#### [REQUIREMENT]
Scan the entries below for the word "code". Copy out every line in which it occurs.

#### [AVAILABLE DATA]
....

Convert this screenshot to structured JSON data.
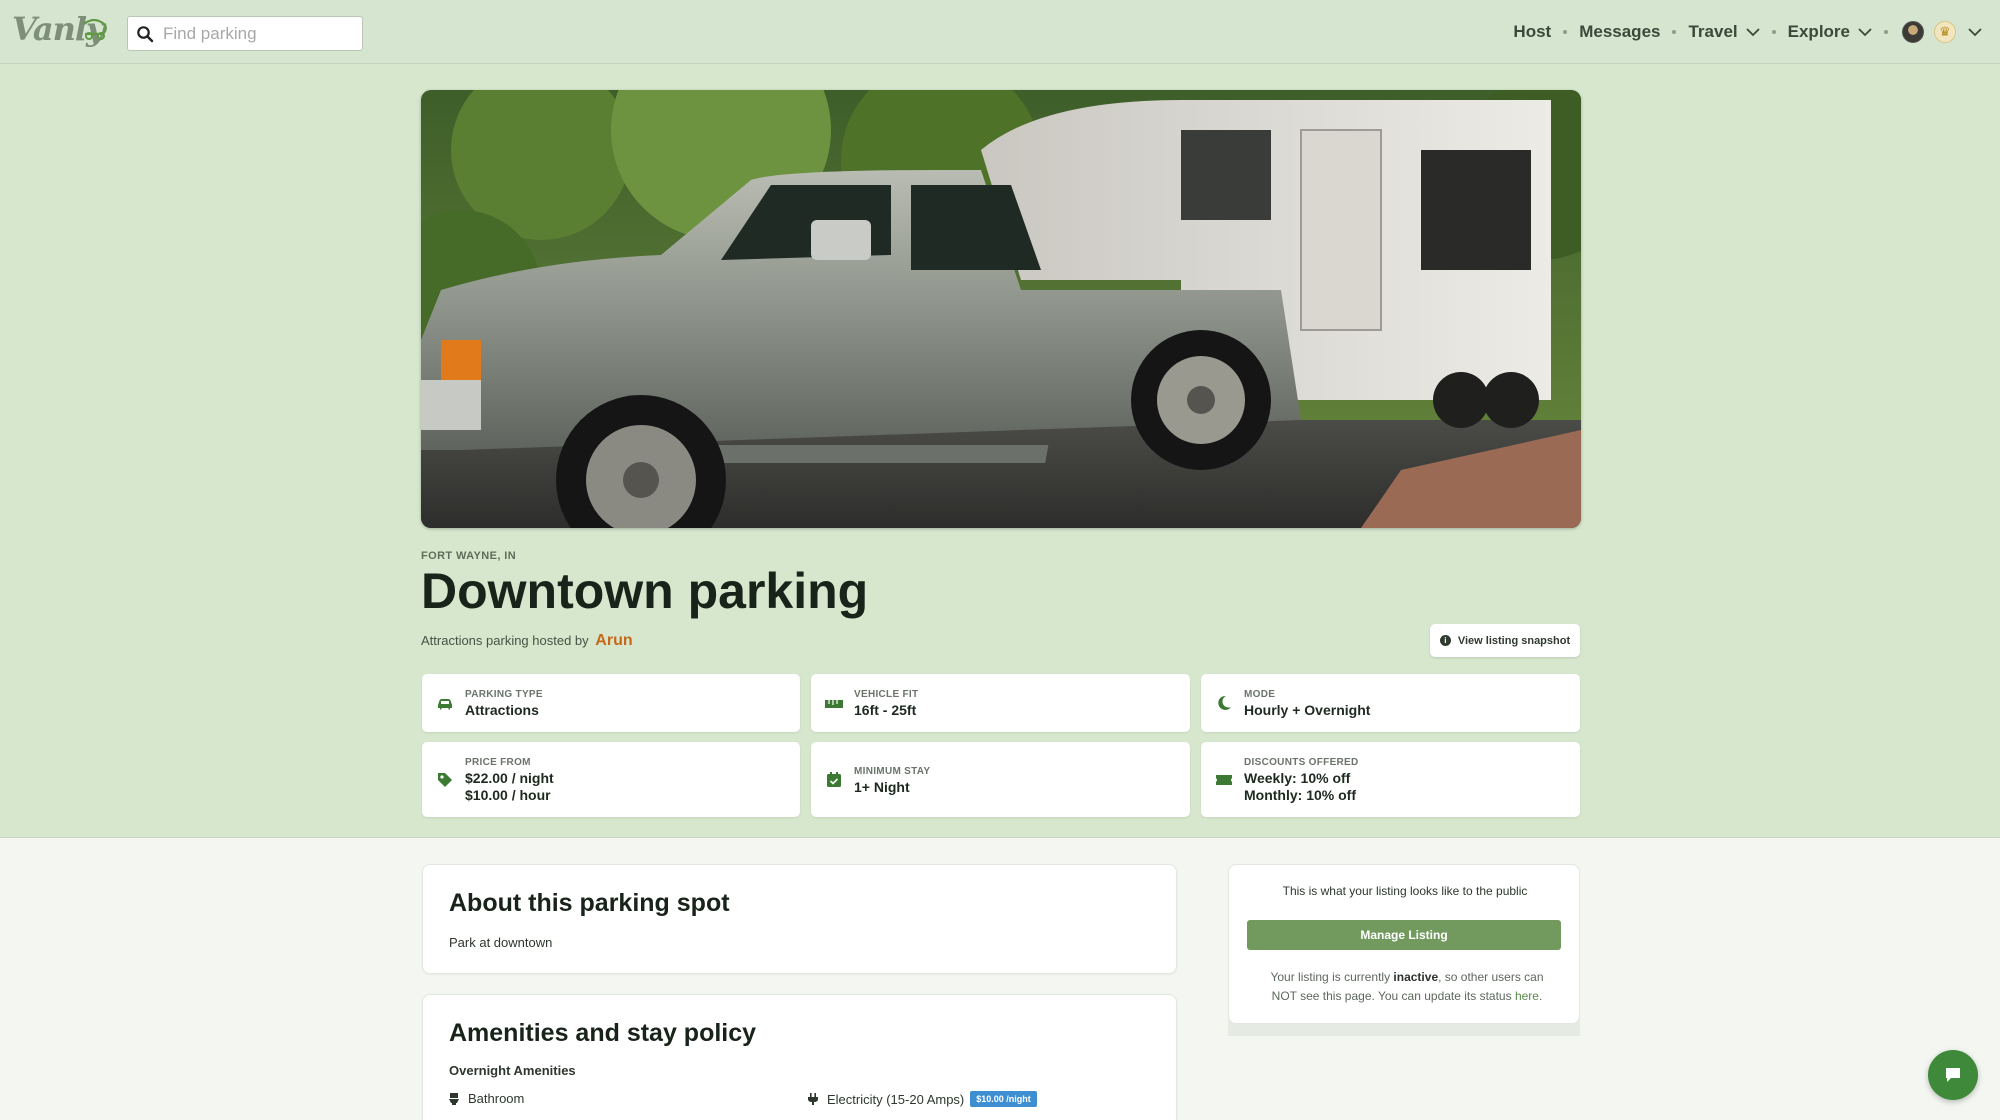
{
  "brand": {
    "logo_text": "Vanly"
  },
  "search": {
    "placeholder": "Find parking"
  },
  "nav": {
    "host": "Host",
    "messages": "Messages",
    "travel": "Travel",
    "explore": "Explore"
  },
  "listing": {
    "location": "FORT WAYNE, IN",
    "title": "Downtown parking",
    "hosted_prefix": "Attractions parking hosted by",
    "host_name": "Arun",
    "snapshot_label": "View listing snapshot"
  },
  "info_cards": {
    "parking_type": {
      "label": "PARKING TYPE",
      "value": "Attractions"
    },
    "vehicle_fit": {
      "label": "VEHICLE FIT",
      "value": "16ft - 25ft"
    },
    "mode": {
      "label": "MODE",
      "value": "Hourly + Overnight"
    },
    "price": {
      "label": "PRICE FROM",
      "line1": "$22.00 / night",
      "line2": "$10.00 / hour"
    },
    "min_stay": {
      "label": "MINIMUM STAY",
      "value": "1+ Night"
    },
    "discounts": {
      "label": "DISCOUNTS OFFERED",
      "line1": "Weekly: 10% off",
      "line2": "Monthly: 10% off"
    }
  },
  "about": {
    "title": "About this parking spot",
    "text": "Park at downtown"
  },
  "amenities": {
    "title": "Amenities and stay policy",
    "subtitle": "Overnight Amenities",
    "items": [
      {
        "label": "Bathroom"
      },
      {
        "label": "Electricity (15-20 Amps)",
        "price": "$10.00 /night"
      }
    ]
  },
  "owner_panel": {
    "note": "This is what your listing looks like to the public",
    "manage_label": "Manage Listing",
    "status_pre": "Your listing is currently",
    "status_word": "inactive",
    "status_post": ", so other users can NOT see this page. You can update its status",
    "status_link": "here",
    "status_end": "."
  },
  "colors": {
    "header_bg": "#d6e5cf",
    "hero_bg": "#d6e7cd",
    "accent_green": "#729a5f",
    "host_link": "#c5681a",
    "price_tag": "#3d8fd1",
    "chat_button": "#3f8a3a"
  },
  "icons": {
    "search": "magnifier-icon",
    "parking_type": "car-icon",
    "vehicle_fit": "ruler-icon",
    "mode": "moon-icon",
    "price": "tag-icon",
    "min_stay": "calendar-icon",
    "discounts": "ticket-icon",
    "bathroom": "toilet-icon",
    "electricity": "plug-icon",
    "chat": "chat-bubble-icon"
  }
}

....

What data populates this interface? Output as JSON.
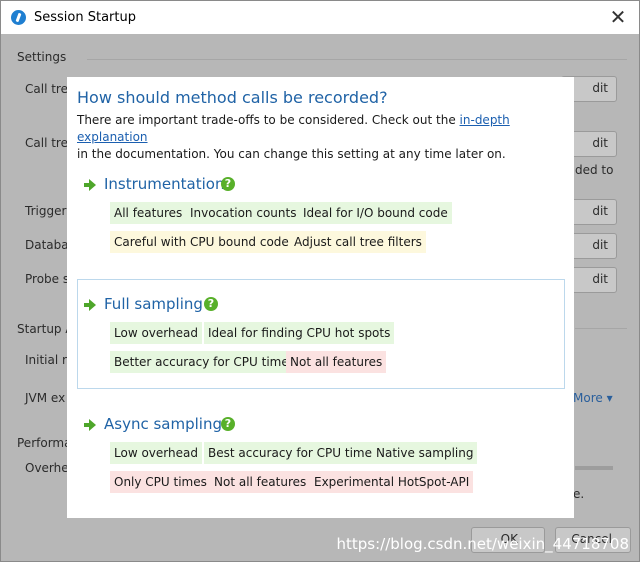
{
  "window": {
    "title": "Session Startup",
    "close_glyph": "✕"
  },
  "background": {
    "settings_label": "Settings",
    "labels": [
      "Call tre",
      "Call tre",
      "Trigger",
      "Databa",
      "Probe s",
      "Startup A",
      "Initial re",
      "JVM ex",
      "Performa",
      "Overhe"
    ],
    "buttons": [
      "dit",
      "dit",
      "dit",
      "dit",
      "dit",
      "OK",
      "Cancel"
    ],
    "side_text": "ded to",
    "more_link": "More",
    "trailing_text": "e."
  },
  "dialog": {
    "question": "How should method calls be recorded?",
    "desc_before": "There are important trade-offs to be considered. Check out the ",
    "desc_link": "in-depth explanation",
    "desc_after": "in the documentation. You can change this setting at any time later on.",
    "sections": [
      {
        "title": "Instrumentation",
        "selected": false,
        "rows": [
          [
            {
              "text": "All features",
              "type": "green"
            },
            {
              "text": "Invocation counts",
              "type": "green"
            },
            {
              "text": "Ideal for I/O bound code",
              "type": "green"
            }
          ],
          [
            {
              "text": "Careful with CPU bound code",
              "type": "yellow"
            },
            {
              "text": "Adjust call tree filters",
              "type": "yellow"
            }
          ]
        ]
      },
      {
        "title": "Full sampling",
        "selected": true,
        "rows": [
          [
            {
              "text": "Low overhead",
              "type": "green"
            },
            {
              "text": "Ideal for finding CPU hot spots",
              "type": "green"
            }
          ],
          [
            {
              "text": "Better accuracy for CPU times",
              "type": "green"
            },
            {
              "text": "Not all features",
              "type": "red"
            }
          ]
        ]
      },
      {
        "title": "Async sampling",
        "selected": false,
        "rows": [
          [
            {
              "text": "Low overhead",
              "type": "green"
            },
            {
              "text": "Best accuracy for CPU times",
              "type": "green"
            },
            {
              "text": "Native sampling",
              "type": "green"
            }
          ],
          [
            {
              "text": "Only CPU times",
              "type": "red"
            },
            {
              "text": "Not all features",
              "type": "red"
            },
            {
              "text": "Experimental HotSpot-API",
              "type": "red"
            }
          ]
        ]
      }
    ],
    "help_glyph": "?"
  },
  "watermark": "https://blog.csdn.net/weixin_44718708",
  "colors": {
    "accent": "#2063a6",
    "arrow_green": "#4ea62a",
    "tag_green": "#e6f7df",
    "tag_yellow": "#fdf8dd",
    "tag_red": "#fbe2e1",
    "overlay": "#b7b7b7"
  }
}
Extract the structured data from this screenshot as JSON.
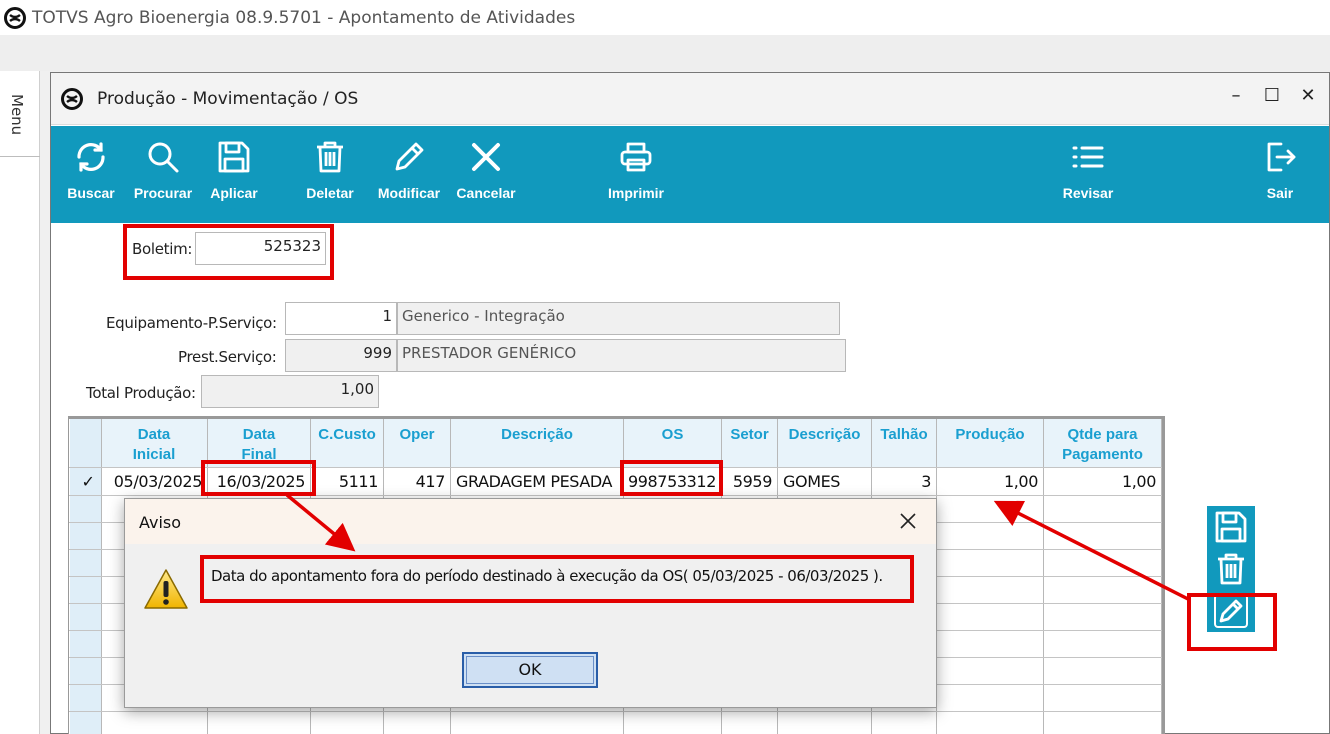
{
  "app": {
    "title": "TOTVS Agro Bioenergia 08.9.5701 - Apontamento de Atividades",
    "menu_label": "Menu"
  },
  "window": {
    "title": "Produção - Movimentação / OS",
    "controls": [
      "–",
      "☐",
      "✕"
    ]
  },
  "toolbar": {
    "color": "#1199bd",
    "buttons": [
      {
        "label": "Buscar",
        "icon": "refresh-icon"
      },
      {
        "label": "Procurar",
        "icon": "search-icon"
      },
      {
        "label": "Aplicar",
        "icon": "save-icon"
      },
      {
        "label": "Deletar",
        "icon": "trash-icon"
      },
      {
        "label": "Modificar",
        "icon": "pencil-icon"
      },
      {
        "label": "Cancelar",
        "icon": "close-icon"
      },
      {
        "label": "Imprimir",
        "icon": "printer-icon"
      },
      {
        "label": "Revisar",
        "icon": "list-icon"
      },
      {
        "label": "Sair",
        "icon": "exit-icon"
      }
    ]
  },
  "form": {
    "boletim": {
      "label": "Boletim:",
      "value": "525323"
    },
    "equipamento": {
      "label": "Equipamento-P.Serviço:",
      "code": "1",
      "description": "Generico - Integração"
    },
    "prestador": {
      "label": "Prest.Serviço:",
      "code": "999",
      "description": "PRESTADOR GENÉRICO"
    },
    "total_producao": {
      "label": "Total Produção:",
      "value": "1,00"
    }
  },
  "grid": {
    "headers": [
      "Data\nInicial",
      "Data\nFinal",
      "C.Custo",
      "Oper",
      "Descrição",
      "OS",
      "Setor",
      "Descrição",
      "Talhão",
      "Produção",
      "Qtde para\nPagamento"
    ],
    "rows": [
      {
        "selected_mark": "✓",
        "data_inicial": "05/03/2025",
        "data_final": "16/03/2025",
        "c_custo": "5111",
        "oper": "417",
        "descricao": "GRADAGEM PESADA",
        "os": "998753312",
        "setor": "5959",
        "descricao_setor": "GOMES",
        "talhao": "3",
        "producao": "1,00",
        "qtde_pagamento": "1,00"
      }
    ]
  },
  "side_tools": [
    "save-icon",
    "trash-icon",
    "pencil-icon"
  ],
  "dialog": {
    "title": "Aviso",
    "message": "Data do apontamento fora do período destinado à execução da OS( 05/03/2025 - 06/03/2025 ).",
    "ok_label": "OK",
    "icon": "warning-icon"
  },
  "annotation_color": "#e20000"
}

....

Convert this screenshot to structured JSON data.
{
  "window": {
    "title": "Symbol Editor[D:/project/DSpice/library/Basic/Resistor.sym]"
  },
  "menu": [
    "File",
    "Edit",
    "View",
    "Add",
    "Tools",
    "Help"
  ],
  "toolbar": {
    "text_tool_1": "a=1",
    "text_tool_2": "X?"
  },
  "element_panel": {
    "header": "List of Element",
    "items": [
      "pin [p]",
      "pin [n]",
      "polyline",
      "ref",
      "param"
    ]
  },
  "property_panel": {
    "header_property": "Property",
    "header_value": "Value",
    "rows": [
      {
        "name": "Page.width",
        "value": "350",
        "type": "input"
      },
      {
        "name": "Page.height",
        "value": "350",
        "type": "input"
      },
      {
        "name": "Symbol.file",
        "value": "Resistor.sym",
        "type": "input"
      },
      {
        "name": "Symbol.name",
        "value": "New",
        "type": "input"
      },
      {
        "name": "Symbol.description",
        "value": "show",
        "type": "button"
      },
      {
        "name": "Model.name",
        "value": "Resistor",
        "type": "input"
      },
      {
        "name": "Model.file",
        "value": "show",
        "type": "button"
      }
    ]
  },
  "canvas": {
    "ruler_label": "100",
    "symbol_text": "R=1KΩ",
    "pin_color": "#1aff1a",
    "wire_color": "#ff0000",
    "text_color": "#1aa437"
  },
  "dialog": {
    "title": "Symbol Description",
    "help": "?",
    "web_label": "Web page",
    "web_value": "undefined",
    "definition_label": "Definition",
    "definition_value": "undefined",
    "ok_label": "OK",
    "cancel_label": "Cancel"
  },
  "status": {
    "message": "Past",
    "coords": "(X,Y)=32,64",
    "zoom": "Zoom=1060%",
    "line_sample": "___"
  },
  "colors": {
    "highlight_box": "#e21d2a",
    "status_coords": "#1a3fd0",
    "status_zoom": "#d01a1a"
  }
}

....

#### [TASK SOLUTION]
              "text": "Ideal for I/O bound code",
              "text": "Careful with CPU bound code",
      "code": "1",
      "code": "999",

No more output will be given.